The courthouse was designed by renowned Boston architect Richard Upjohn. Upjohn, through his designs for many churches, was partially responsible for helping popularize Gothic Revival architecture in the United States. Upjohn was also responsible for making the Italian style popular. He used the Italianate style to differentiate between his religious and secular work. Dorchester County Courthouse was Upjohn’s only courthouse and one of only a few buildings designed by Upjohn in Maryland.
As can be clearly seen in the image here, the facade of the courthouse is divided into three nearly equal sections. Each of these, though, is entirely different. The central section with its three arches and double wooden doors is flanked by two towers. What is unusual here is that the two towers are not the same. The north tower is three stories whilst the south is only two. Both towers are identical up to just below the cornice of the south tower. The extra floor on the north tower together with the different design of the windows suggests that this part had a different function to the lower floors.
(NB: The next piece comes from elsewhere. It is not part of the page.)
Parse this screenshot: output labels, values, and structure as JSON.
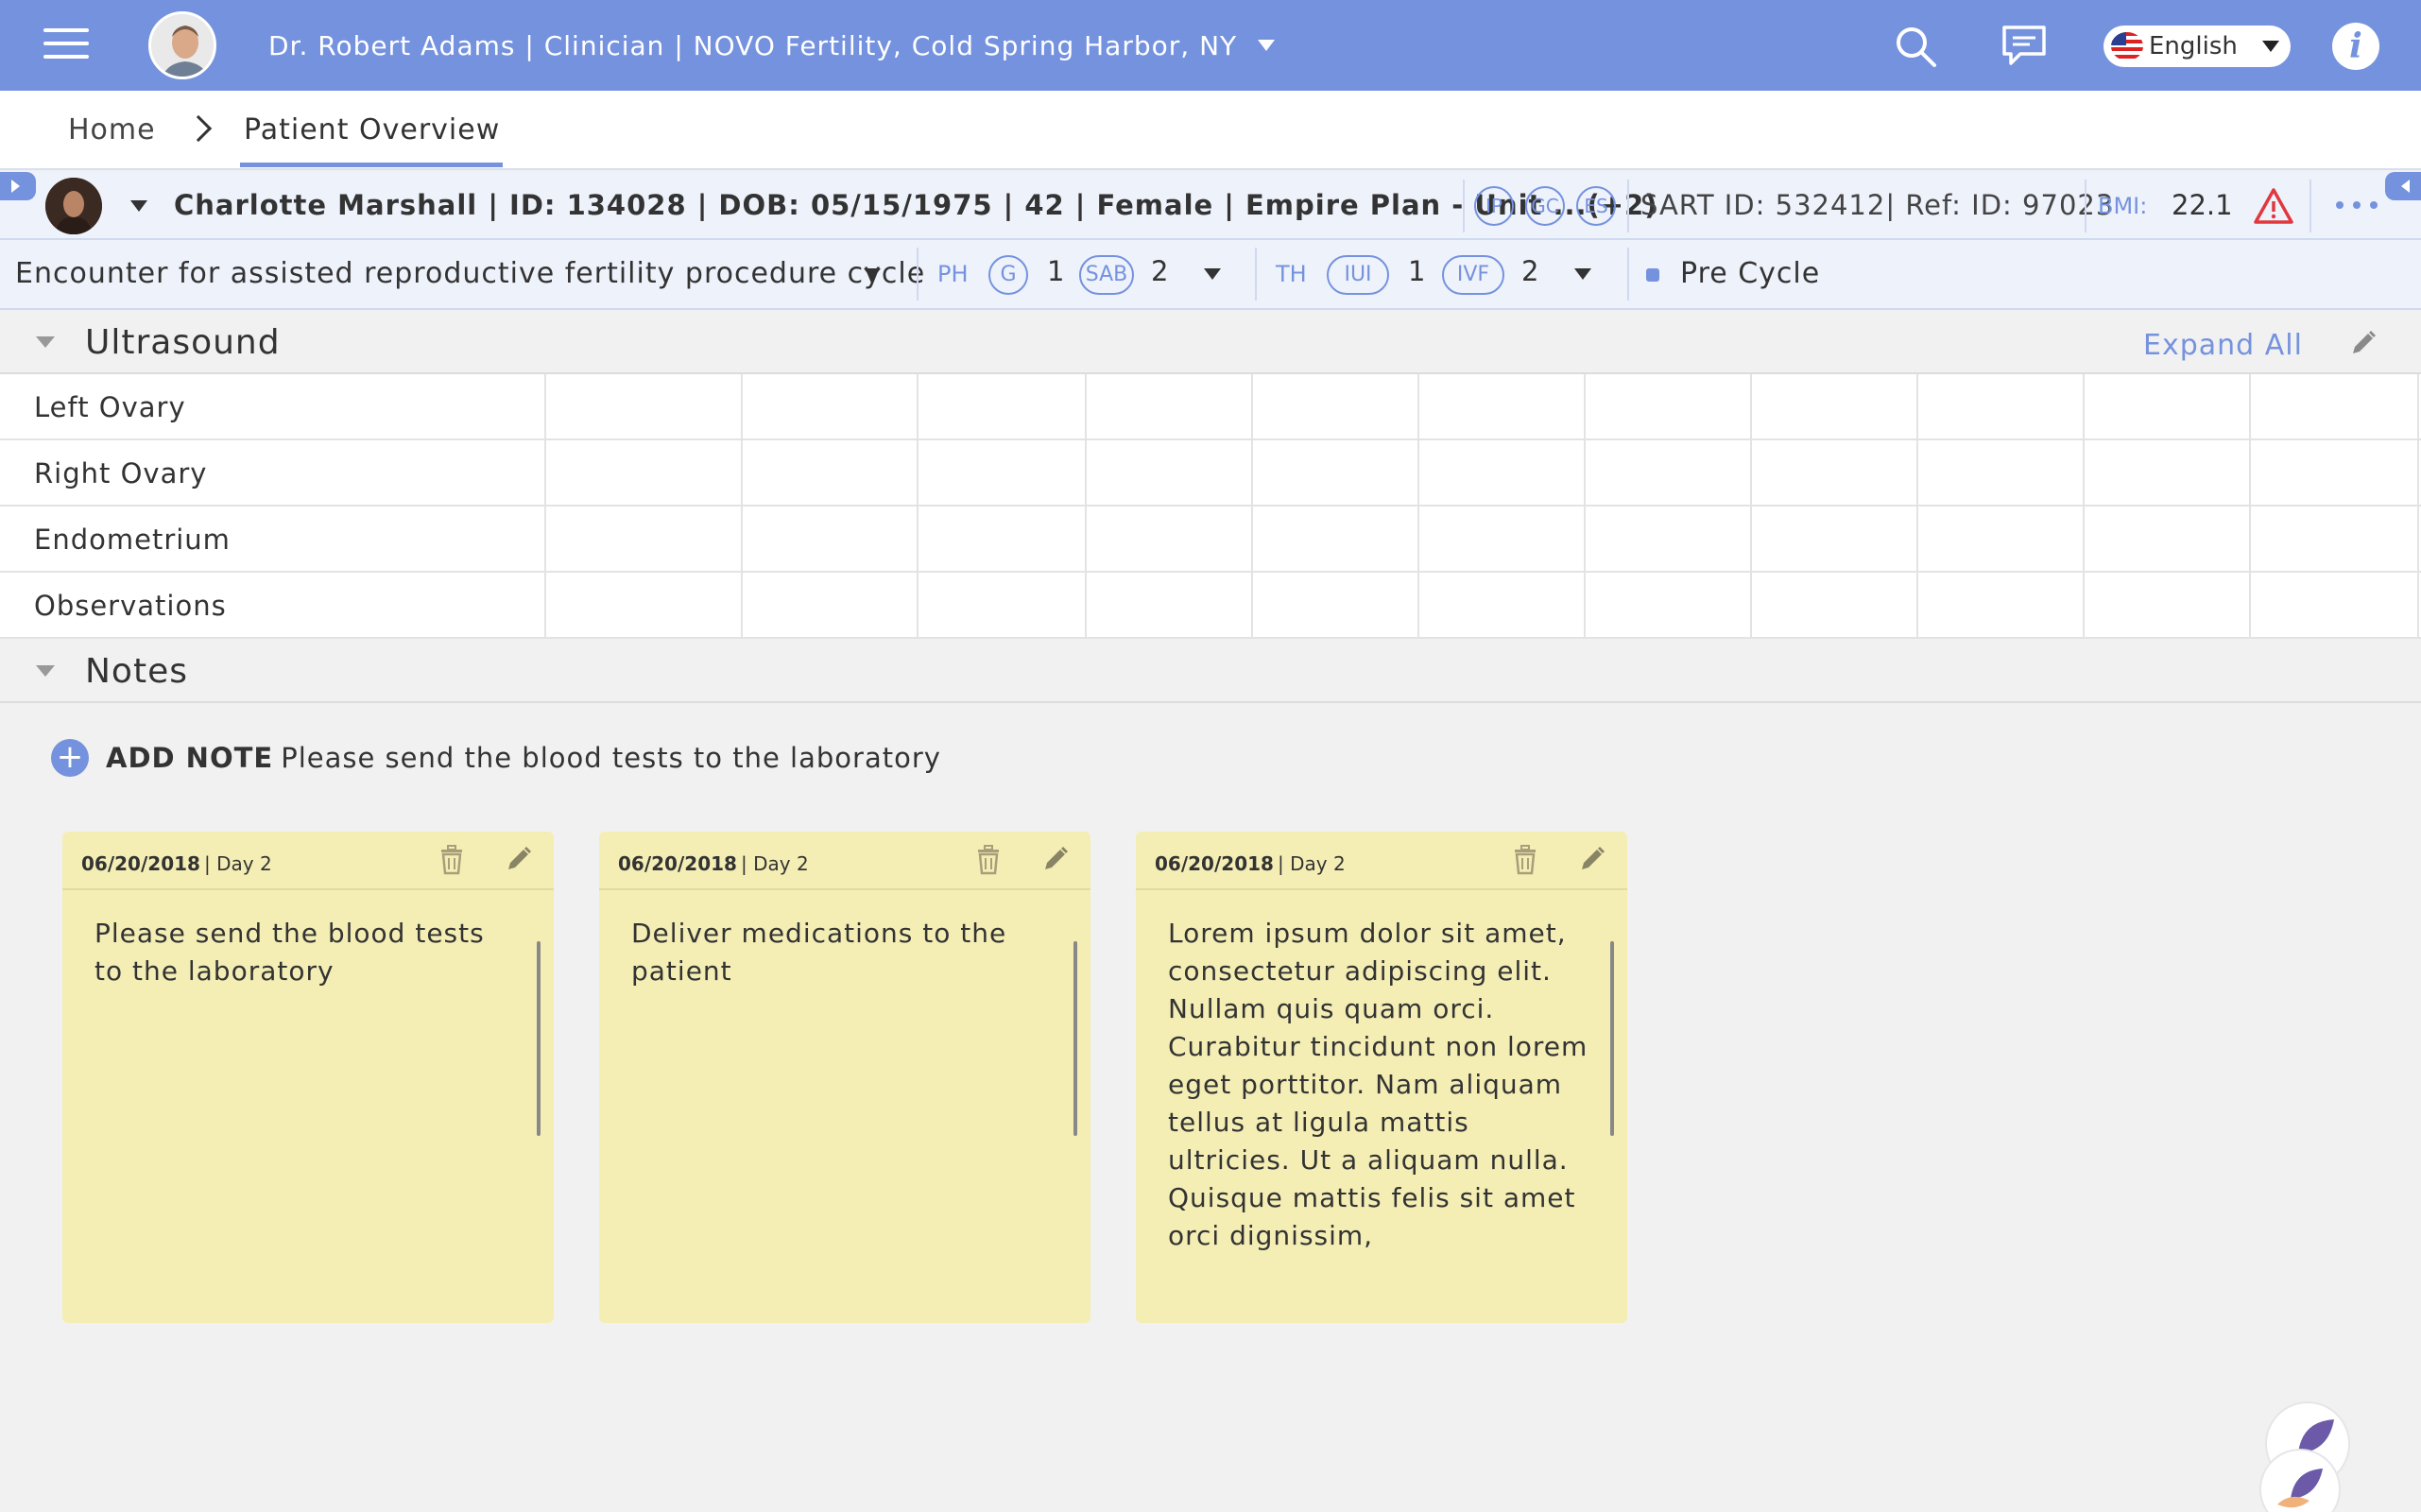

Many have speculated on this difference, including in the Nomination Form for the National Register of Historic Places, but I have not found anything to explain what this may have been.
Mainly due to its association with Richard Upjohn, the Dorchester County Courthouse was listed on the National Register of Historic Places in 1982.